Commercial investment in higher education has been a hot topic for a generation. On one hand, commercial investments have led to tremendous progress for private corporations, and large funding for higher education. Moreover, the research continues to transpire jaw-dropping workloads for faculty members and awe-inspiring research opportunities for students.
In lieu of these pressing issues, corporations like Google, Huawei, and Microsoft have ramped up their research-collaboration with higher education institutes. For example, Microsoft funded nearly 7,900 academic publications between 2015 and 2019. Moreover, the funding from corporates is becoming a boon for top universities in China as out of the 7900 papers published, more than 1600 came from China. Similarly, universities in Europe are also stepping up their game to fund more research.
Huawei launched its own European Research Institute, based in Belgium. The company also upped its commitment to higher education research from $13.6 billion to $19.5 billion. Huawei also plans to invest nearly $100 billion in R&D over the next five years. Similarly, the Netherlands managed to get more co-authorship at 5.8 % more than either higher education universities in the US and the UK.
Rising Funding for Sciences

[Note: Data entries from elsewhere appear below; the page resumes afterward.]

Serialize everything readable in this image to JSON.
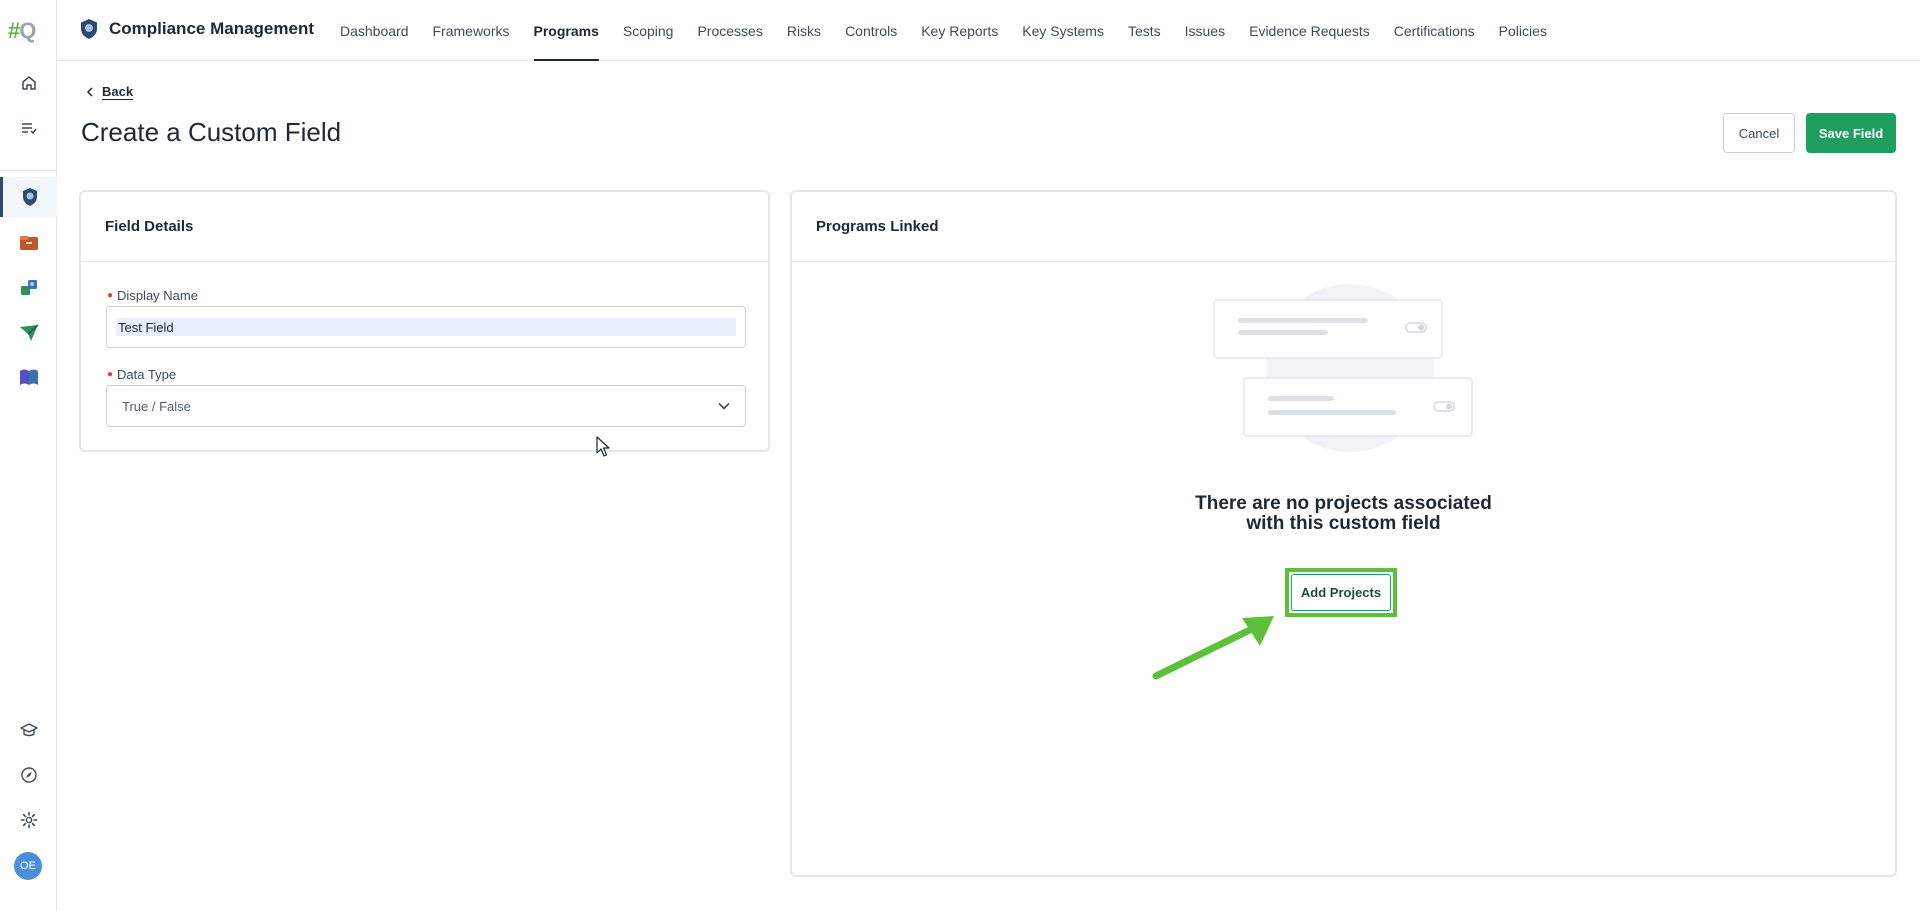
{
  "app": {
    "logo_hash": "#",
    "logo_q": "Q",
    "title": "Compliance Management"
  },
  "rail": {
    "items": [
      {
        "icon": "home-icon"
      },
      {
        "icon": "task-list-icon"
      },
      {
        "icon": "compliance-badge-icon",
        "active": true
      },
      {
        "icon": "folder-icon"
      },
      {
        "icon": "integrations-icon"
      },
      {
        "icon": "paper-plane-icon"
      },
      {
        "icon": "book-icon"
      },
      {
        "icon": "graduation-cap-icon"
      },
      {
        "icon": "compass-icon"
      },
      {
        "icon": "gear-icon"
      }
    ],
    "avatar_initials": "OE"
  },
  "nav": {
    "items": [
      "Dashboard",
      "Frameworks",
      "Programs",
      "Scoping",
      "Processes",
      "Risks",
      "Controls",
      "Key Reports",
      "Key Systems",
      "Tests",
      "Issues",
      "Evidence Requests",
      "Certifications",
      "Policies"
    ],
    "active": "Programs"
  },
  "page": {
    "back_label": "Back",
    "title": "Create a Custom Field",
    "cancel_label": "Cancel",
    "save_label": "Save Field"
  },
  "details": {
    "heading": "Field Details",
    "display_name_label": "Display Name",
    "display_name_value": "Test Field",
    "data_type_label": "Data Type",
    "data_type_value": "True / False"
  },
  "linked": {
    "heading": "Programs Linked",
    "empty_line1": "There are no projects associated",
    "empty_line2": "with this custom field",
    "add_label": "Add Projects"
  },
  "colors": {
    "accent": "#1e9e5f",
    "highlight": "#5cc03a",
    "nav_active": "#1f2933"
  }
}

The rising funding also supports sciences and engineering in particular. Among engineering, computer science, and material science remained the most popular choice for private funding. Furthermore, the funding also promises more close collaboration among higher education shortly. For example, Huawei’s institute in Belgium will work on 5G innovation along with the University of Surrey in the UK. Huawei also supports research at Aalto University in Finland, which is working on 5G technologies for autonomous vehicles, and buses.

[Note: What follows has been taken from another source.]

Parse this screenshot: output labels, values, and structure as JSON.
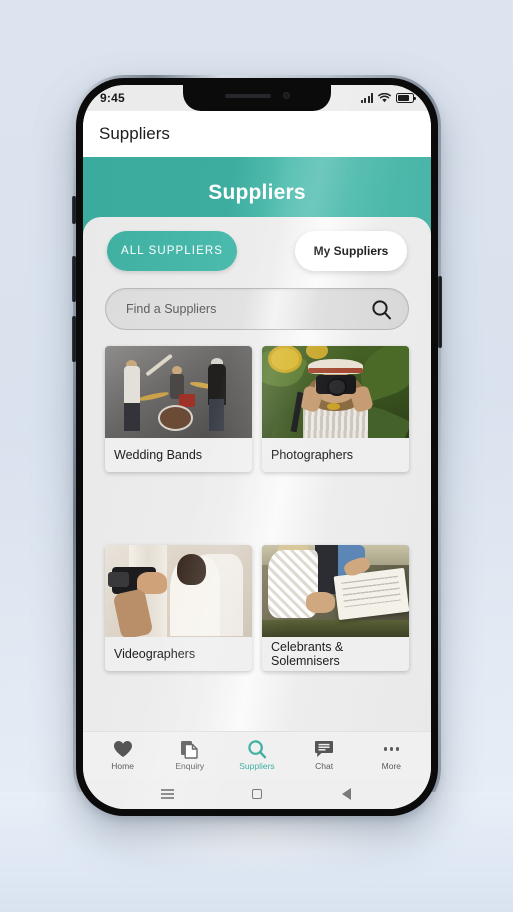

A Rising Challenge for US Higher Education
Traditionally, US higher education has enjoyed a prominent status in research globally. US universities like Stanford and MIT have topped several ranking charts for research funding per faculty member. The rising funding among global institutes by private players and the rising quality of institutes globally remains a challenge for US higher education.

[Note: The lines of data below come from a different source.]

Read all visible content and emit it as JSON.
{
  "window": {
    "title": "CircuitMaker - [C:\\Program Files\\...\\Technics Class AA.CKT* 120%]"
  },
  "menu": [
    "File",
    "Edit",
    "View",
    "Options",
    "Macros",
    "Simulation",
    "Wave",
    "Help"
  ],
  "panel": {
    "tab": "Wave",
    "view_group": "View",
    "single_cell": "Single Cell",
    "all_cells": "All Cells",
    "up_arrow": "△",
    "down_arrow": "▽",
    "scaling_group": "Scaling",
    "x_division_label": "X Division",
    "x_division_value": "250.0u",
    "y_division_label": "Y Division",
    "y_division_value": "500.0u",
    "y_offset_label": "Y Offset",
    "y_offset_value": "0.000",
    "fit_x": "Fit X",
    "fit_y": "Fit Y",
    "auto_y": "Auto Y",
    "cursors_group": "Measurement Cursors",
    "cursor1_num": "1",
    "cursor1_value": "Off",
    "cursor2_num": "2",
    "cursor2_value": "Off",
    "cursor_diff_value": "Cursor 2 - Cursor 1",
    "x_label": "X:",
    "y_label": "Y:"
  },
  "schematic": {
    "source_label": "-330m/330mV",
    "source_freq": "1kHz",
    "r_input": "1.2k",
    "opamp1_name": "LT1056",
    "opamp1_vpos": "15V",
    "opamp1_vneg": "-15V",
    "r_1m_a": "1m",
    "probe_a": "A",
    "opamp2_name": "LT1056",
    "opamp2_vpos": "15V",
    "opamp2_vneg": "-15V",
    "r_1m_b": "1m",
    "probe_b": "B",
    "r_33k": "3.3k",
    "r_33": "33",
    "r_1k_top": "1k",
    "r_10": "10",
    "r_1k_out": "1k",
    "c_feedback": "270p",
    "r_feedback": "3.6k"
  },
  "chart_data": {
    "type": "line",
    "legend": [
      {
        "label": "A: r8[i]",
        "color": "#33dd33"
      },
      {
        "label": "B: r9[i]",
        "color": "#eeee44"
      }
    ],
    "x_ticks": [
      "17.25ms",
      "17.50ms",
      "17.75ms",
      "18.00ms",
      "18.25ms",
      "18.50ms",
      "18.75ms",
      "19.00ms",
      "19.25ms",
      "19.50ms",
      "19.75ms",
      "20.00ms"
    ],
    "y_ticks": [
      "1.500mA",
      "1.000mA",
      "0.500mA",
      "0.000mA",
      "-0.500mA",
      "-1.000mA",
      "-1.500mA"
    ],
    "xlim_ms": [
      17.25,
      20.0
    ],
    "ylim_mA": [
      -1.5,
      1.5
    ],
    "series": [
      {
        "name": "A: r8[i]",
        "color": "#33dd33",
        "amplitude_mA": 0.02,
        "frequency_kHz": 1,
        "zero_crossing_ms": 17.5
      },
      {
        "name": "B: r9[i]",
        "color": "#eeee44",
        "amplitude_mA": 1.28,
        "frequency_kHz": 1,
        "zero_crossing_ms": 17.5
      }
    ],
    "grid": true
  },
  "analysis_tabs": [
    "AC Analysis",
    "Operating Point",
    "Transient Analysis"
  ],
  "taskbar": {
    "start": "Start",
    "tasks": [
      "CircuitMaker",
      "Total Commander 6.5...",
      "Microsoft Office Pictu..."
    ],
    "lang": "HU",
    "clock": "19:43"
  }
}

On the bright side, US higher education institutes are the primary drivers of quality original and innovative research. Factually, most Nobel Prize winners still come from US institutes. Besides, this is an area that the US still holds an advantage as it remains a top destination for world-class talent from around the world.
The rising commercial funding will likely help higher education institutes around the world build a solid foundation of funding for needy students, academic programs, and invest in original research. Only time will tell if the post-COVID-19 era awaits a brighter future for US universities.